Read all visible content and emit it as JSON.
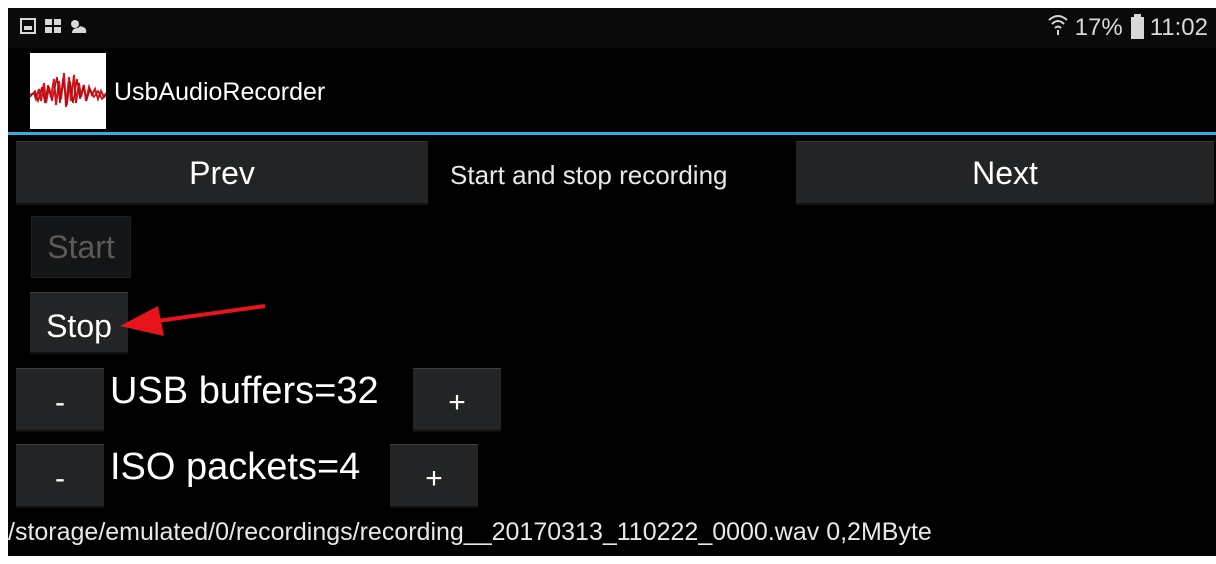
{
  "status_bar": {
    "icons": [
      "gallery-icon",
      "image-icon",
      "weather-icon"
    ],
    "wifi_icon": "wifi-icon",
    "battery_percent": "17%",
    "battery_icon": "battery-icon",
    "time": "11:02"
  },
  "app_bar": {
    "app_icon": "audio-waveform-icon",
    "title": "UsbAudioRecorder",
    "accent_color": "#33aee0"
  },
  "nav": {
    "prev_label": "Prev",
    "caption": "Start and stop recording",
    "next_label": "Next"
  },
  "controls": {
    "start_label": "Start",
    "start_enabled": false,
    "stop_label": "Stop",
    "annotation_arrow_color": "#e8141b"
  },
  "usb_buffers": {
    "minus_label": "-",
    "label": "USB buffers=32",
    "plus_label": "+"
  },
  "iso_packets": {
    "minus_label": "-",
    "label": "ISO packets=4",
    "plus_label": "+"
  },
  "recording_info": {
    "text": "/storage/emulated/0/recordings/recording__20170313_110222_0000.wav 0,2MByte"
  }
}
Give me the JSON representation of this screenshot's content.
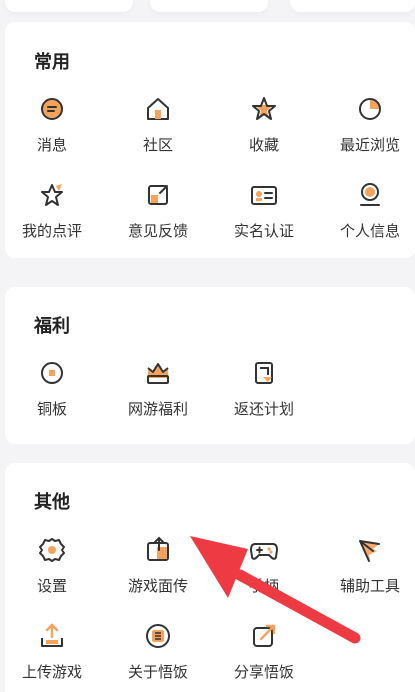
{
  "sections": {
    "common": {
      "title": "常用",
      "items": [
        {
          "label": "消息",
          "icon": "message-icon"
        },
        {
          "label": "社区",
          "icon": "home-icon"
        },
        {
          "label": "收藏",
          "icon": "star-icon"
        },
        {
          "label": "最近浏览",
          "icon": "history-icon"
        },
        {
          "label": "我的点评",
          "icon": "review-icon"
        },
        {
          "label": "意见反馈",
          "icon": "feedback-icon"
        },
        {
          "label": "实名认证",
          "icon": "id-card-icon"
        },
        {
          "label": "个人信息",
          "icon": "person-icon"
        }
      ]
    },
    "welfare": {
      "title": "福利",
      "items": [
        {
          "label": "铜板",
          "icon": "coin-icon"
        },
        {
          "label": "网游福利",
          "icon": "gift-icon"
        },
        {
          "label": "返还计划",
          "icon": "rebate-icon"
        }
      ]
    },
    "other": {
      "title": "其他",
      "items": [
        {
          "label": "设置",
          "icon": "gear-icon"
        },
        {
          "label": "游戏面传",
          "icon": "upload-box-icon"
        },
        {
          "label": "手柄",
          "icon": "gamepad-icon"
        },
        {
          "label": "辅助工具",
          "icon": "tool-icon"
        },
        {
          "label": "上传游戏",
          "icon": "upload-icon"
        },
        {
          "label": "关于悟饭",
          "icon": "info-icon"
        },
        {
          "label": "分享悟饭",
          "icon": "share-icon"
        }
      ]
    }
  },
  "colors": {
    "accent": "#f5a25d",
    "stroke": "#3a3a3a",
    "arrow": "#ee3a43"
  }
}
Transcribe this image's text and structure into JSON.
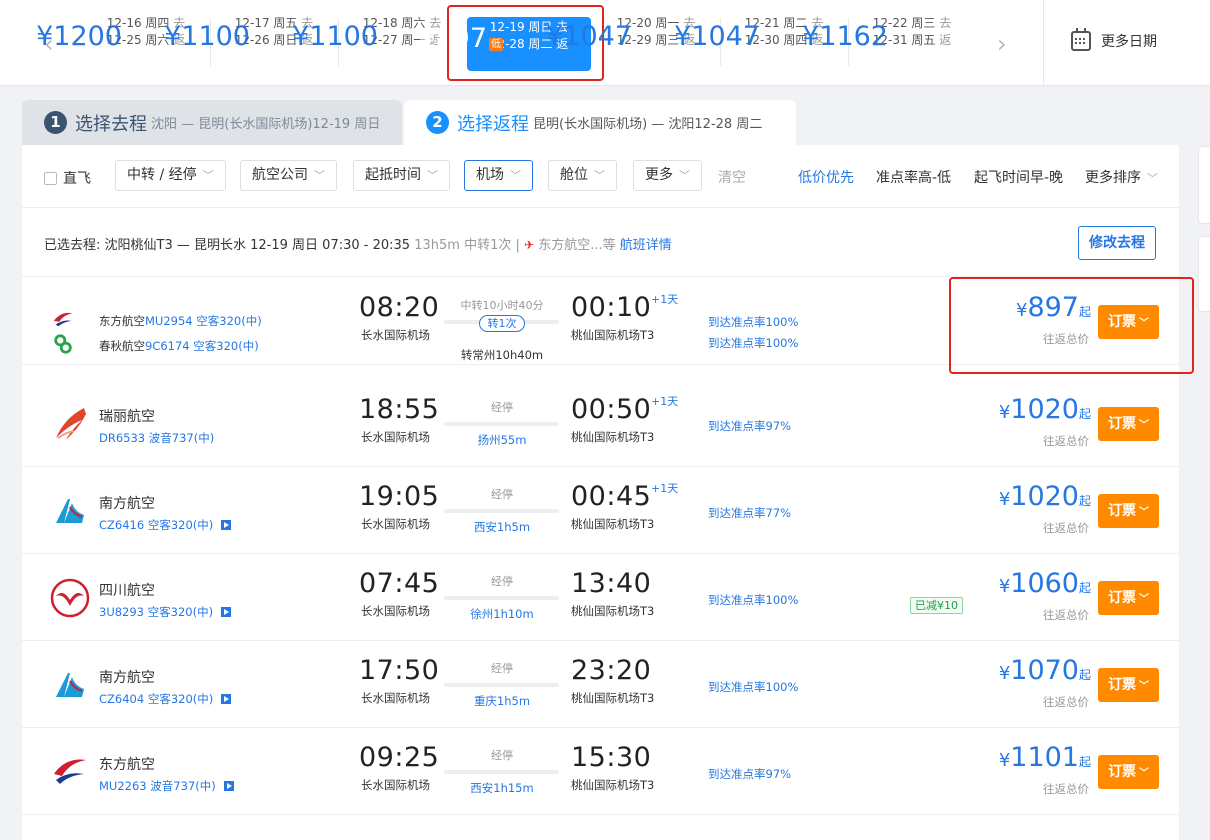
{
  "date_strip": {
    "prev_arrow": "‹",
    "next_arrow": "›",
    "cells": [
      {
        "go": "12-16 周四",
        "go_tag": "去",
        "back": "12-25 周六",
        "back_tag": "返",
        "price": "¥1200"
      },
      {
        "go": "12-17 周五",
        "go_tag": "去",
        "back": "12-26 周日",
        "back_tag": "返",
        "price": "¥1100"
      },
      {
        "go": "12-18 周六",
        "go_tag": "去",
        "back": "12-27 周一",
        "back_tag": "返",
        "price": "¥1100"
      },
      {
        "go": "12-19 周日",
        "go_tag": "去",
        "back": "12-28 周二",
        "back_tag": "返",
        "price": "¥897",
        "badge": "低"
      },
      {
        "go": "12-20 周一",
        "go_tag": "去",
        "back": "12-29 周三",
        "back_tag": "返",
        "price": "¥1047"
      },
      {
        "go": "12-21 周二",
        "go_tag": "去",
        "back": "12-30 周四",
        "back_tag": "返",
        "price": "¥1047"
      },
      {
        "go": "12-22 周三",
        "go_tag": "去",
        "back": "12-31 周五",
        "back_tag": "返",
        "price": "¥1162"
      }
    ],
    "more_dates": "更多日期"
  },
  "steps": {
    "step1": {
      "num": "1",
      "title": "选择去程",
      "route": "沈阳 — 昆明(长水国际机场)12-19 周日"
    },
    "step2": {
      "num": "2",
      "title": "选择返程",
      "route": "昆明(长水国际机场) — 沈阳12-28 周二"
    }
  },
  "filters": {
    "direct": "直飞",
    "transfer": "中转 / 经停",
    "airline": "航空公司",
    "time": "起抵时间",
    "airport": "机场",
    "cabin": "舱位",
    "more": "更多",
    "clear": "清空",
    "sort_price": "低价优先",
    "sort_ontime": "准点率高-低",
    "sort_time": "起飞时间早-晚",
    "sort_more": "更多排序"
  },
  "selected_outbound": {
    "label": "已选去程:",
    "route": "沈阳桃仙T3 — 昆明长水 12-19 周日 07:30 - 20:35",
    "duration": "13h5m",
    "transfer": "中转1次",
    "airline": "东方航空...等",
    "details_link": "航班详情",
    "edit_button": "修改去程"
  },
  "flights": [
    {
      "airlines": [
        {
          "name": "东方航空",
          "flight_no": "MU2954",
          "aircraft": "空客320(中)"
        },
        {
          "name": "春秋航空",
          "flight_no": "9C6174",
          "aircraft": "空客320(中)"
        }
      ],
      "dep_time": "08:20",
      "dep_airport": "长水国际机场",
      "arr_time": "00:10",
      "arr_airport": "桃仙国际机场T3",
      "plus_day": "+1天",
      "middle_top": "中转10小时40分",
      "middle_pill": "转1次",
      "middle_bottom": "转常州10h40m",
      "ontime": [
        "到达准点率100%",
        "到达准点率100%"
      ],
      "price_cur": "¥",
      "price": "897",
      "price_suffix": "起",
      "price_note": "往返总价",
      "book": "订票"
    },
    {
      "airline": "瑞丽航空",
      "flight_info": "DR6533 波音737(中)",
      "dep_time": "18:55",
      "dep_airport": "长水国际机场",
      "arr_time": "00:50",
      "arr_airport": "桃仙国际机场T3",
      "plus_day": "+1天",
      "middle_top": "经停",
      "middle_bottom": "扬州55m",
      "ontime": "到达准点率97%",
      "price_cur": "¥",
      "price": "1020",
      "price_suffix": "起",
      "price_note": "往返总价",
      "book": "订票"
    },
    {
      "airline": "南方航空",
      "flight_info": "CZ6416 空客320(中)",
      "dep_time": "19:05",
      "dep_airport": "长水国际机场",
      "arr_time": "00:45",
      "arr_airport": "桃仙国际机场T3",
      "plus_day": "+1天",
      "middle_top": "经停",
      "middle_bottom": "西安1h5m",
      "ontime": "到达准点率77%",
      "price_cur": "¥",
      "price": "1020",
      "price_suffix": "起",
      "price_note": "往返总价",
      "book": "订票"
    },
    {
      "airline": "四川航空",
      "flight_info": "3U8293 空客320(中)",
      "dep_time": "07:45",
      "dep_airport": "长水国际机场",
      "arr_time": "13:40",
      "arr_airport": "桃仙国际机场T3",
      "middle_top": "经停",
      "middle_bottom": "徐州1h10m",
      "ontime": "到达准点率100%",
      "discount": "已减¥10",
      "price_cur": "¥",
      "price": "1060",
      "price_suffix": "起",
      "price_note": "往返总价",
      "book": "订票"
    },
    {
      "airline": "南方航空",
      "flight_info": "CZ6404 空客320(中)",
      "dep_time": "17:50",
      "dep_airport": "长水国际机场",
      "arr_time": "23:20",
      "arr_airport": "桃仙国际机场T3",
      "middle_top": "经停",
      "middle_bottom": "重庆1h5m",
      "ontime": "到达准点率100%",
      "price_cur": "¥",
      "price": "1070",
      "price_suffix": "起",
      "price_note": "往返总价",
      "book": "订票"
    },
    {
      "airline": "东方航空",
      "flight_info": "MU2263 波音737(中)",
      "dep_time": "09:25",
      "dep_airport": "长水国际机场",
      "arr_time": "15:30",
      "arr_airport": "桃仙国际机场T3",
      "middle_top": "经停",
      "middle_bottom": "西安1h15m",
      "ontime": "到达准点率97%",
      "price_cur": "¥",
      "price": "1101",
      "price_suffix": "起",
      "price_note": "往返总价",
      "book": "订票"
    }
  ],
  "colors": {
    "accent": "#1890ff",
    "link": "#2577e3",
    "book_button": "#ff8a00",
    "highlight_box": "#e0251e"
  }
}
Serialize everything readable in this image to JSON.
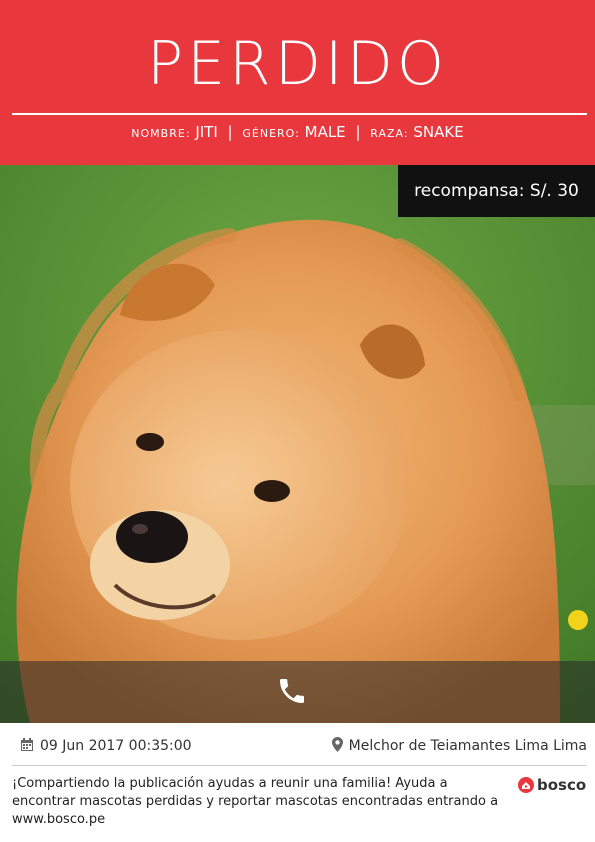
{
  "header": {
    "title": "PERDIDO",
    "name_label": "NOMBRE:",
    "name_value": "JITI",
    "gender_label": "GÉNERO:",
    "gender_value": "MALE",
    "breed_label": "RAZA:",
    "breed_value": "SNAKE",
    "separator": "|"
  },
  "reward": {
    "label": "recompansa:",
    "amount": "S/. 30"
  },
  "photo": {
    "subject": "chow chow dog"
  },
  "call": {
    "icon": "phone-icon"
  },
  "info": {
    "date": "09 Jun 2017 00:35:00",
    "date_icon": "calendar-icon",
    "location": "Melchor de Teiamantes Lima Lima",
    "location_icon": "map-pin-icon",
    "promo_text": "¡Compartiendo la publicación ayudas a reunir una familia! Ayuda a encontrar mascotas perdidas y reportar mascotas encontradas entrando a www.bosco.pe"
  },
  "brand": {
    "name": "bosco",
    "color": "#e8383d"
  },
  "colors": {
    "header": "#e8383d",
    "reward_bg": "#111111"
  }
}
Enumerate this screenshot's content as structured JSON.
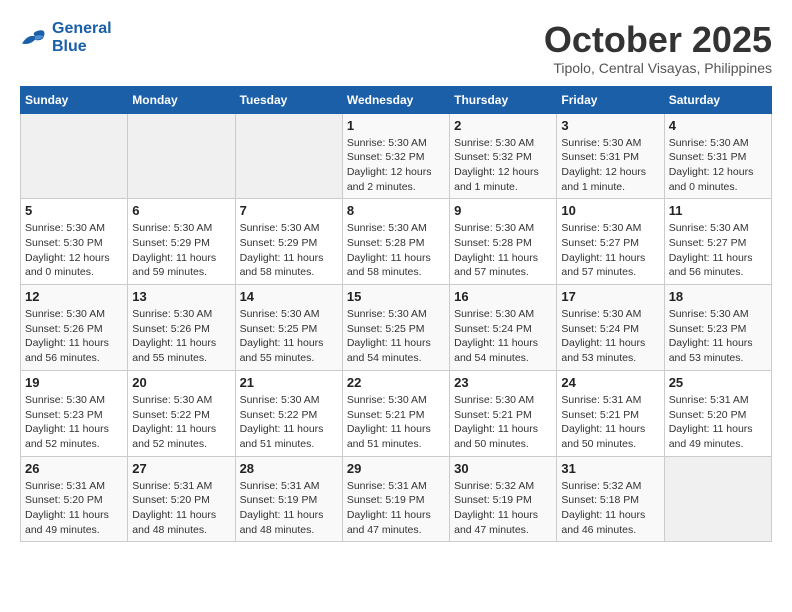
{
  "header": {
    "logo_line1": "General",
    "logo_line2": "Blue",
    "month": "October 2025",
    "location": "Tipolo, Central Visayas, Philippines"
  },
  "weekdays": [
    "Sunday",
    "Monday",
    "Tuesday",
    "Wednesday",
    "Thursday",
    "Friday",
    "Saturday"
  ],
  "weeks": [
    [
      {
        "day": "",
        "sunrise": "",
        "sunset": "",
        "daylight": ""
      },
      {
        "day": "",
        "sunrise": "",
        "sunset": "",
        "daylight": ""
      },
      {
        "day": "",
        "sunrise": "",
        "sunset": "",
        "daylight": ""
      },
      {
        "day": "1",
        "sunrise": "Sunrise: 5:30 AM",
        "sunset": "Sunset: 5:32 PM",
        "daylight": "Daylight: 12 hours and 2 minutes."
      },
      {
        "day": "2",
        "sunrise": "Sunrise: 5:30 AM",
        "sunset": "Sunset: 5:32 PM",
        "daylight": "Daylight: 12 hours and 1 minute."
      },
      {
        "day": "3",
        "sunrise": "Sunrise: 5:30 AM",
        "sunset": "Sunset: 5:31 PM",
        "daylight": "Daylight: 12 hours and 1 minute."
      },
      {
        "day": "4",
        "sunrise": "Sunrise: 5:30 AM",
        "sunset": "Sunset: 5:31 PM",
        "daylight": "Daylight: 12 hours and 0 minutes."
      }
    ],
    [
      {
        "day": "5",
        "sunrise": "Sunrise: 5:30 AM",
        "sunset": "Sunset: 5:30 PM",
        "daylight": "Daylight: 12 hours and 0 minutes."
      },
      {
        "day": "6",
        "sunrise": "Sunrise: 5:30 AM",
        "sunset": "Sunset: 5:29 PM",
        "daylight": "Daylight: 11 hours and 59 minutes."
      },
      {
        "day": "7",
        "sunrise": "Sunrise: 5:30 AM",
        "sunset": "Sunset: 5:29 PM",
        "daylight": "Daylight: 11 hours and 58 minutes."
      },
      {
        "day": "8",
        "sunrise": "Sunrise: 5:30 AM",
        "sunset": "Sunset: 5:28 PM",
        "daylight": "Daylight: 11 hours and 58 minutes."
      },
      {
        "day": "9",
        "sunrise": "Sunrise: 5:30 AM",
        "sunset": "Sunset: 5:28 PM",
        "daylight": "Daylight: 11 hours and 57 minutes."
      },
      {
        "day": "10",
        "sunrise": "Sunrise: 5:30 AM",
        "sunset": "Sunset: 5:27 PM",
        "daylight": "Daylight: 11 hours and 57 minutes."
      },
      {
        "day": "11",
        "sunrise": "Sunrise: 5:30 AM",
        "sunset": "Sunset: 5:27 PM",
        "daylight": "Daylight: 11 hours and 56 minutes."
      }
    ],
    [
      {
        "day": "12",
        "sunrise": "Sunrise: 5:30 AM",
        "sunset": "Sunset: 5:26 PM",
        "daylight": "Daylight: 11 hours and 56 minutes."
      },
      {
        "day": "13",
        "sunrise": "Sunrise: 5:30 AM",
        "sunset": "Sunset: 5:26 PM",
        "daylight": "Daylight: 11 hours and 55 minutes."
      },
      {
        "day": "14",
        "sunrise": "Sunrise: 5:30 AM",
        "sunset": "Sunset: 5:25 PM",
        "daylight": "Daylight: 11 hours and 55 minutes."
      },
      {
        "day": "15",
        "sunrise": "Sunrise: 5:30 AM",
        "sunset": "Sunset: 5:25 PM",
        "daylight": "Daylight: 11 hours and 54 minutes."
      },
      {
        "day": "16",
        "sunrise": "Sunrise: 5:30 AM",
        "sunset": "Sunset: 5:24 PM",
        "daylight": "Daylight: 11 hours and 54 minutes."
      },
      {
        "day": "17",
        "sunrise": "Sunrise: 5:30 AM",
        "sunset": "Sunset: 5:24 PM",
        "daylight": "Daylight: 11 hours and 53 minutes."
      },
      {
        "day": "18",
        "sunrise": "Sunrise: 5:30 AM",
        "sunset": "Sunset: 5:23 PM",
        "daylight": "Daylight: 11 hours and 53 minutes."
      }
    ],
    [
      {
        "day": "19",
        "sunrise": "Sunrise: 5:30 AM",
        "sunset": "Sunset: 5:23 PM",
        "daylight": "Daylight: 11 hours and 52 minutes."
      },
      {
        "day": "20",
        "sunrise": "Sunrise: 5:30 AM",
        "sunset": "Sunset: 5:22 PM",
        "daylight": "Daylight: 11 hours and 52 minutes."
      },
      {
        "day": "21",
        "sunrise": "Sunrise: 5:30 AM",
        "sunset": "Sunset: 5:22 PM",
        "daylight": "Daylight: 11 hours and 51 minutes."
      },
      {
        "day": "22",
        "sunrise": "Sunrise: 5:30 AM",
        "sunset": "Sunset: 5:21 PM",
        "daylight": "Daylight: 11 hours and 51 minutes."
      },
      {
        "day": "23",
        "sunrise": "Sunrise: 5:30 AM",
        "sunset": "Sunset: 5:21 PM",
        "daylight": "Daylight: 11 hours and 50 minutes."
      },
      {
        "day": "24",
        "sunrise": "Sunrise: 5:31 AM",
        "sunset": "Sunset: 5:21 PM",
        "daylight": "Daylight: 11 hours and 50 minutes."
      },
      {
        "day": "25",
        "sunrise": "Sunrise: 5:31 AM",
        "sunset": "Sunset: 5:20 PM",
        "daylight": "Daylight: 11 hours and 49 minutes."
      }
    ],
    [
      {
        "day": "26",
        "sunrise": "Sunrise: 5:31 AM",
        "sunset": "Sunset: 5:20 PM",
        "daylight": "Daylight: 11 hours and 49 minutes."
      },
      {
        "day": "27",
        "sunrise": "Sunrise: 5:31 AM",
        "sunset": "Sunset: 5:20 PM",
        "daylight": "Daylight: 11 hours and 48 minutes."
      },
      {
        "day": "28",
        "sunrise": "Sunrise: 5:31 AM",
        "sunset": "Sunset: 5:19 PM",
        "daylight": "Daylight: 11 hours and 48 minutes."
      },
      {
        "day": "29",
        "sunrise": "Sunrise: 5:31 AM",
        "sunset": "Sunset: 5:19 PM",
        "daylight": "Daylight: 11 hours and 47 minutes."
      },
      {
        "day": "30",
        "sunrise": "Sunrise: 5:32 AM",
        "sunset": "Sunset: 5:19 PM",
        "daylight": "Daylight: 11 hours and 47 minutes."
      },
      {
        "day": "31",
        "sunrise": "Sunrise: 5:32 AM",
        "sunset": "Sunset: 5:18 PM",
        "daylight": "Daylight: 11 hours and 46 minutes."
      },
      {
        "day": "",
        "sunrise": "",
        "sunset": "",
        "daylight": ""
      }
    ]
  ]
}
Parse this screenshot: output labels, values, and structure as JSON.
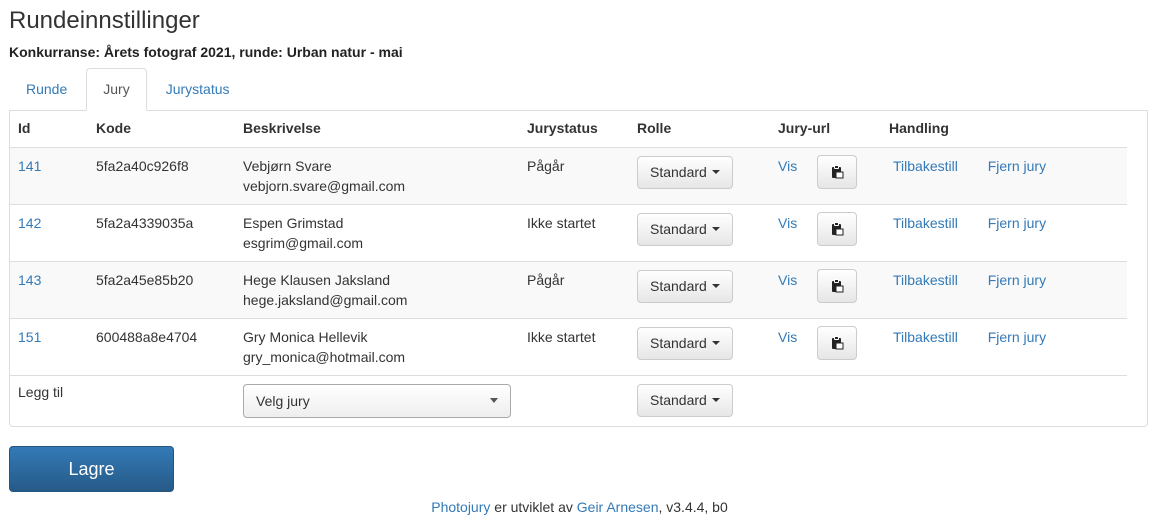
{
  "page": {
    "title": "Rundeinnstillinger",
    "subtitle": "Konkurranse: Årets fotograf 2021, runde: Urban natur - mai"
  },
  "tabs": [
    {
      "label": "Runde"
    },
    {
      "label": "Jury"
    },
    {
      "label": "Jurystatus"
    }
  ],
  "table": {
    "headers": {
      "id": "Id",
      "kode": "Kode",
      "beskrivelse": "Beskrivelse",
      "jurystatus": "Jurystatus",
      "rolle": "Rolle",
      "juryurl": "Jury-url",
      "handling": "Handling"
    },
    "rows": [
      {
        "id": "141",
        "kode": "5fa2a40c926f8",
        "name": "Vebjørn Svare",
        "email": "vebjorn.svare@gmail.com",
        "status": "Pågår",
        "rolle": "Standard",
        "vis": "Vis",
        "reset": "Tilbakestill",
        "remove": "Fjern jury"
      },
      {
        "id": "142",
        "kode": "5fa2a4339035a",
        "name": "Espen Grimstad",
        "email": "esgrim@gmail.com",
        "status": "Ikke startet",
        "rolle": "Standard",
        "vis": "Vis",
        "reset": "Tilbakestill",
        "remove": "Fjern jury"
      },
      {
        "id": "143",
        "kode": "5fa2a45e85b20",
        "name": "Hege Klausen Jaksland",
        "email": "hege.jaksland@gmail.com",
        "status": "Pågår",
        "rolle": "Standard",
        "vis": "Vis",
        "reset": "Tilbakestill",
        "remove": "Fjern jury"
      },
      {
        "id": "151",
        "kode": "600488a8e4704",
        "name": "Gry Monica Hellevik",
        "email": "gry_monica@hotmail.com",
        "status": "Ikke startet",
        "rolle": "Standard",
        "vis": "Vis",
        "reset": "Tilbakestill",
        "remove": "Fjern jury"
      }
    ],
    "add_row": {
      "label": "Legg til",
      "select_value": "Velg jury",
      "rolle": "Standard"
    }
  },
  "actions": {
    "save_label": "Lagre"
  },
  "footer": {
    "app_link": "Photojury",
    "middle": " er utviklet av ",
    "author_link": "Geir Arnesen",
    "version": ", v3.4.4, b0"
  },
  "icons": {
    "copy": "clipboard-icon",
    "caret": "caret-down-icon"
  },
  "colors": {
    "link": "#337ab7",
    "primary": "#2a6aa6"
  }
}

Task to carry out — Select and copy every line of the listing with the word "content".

Problem solution —
Read all visible content and emit it as JSON.
Give me the JSON representation of this screenshot's content.
Enumerate this screenshot's content as structured JSON.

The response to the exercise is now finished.